-- YOUR OBJECTIVE --
Using the entries that follow, give only the number of lines with the word "weekday" in them.

-- EXTRACTED RECORDS --
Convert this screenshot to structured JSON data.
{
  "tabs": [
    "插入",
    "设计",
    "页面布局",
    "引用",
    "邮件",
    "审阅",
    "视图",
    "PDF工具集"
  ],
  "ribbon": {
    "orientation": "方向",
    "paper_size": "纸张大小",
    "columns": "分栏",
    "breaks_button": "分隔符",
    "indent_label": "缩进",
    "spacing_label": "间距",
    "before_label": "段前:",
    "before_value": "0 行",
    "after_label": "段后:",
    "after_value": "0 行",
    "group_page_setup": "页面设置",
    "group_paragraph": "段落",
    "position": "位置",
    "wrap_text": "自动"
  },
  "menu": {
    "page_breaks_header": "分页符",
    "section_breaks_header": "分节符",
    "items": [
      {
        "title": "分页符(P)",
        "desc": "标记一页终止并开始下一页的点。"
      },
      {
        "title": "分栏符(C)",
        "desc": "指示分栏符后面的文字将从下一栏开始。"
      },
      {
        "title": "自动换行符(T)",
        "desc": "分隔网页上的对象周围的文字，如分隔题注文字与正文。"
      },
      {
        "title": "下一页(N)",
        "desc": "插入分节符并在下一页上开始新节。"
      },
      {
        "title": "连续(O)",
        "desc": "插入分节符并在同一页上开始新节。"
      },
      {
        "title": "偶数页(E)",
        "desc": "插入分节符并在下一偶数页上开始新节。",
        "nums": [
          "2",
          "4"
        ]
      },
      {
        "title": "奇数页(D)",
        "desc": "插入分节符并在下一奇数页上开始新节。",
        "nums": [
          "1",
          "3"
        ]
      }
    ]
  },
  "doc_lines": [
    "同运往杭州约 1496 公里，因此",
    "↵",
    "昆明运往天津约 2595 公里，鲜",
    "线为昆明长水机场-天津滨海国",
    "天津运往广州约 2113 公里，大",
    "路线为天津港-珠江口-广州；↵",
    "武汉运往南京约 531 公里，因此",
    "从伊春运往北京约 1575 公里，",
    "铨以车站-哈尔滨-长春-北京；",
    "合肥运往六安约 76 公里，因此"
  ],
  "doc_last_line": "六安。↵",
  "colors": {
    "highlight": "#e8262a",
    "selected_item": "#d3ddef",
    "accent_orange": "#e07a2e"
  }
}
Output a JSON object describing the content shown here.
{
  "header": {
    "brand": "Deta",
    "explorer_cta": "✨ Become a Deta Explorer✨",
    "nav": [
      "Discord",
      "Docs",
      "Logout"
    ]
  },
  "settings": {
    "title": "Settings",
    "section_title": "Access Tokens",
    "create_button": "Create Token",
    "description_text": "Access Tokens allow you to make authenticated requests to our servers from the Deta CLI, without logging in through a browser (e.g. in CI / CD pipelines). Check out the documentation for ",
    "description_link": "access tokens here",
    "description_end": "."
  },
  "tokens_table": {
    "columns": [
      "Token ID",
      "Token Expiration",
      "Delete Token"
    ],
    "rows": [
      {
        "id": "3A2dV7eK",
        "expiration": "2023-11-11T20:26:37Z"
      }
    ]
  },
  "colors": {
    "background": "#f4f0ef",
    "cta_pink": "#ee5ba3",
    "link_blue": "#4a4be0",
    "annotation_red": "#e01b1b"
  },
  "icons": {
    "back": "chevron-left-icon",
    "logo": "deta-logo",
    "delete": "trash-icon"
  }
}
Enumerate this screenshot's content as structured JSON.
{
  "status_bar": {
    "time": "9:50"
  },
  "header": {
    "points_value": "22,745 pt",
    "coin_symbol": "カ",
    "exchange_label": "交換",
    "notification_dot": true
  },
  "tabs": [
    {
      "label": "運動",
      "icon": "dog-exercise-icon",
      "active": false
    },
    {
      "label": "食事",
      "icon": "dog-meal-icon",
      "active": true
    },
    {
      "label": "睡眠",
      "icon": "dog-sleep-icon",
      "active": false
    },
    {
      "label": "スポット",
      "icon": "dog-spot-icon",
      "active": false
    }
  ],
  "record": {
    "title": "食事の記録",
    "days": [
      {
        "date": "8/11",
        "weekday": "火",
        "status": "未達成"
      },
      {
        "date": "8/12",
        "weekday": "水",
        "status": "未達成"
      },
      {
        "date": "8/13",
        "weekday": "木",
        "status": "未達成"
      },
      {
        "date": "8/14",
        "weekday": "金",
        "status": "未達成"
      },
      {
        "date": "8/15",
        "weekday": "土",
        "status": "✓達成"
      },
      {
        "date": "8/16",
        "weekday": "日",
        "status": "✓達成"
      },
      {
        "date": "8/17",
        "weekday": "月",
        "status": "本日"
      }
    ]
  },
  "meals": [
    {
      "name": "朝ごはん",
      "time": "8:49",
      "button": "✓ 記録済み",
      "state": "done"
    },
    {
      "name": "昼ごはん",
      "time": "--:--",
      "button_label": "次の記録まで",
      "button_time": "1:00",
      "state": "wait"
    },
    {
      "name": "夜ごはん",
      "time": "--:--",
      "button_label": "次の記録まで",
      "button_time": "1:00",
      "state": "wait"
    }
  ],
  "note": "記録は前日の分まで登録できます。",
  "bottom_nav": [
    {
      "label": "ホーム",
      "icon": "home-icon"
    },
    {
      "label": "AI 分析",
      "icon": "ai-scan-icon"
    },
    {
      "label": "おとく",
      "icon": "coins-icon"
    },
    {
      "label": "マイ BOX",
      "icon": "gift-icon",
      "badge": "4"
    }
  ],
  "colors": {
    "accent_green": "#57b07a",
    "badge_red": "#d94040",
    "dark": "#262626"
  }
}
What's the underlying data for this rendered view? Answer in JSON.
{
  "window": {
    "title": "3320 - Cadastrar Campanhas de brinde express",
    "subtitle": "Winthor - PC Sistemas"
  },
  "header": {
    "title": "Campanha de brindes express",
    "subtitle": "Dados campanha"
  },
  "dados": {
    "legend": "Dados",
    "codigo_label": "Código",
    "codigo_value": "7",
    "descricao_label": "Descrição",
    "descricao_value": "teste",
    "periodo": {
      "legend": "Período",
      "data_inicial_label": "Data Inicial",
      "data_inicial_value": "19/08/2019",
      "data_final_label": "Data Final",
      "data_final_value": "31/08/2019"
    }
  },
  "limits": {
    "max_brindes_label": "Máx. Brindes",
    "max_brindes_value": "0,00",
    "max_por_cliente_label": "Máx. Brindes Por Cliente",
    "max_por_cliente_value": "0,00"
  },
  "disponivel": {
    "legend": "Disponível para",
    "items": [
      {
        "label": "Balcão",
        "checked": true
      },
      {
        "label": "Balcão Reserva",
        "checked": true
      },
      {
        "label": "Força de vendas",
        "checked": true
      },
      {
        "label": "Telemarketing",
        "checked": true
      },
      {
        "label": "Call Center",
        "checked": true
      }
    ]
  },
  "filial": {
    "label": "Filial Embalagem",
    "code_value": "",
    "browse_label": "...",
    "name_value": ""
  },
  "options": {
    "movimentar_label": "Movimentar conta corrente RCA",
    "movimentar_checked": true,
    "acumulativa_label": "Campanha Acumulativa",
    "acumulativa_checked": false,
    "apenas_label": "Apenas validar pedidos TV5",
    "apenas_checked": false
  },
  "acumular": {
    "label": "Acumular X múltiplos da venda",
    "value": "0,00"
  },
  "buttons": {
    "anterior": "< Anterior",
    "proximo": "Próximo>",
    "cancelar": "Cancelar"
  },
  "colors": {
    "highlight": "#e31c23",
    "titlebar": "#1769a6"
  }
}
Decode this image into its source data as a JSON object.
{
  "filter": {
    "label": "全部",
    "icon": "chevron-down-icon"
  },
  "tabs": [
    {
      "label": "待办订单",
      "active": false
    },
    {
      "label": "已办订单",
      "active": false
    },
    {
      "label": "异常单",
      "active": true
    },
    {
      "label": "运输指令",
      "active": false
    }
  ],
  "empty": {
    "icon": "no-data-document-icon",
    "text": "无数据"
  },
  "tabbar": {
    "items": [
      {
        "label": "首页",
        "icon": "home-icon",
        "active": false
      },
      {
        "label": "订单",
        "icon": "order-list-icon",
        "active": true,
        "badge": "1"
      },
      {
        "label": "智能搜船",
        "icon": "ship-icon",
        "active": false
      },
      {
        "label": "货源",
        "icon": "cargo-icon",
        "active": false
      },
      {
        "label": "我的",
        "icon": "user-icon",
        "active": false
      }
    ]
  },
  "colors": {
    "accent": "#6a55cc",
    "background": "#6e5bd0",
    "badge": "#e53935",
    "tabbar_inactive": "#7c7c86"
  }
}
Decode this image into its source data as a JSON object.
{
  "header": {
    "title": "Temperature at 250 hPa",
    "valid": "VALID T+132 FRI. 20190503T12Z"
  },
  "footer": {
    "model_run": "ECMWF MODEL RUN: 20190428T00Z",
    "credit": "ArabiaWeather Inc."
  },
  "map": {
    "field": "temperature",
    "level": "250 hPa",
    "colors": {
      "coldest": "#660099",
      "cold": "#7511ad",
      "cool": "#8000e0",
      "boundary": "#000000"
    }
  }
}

-- OUTPUT --
7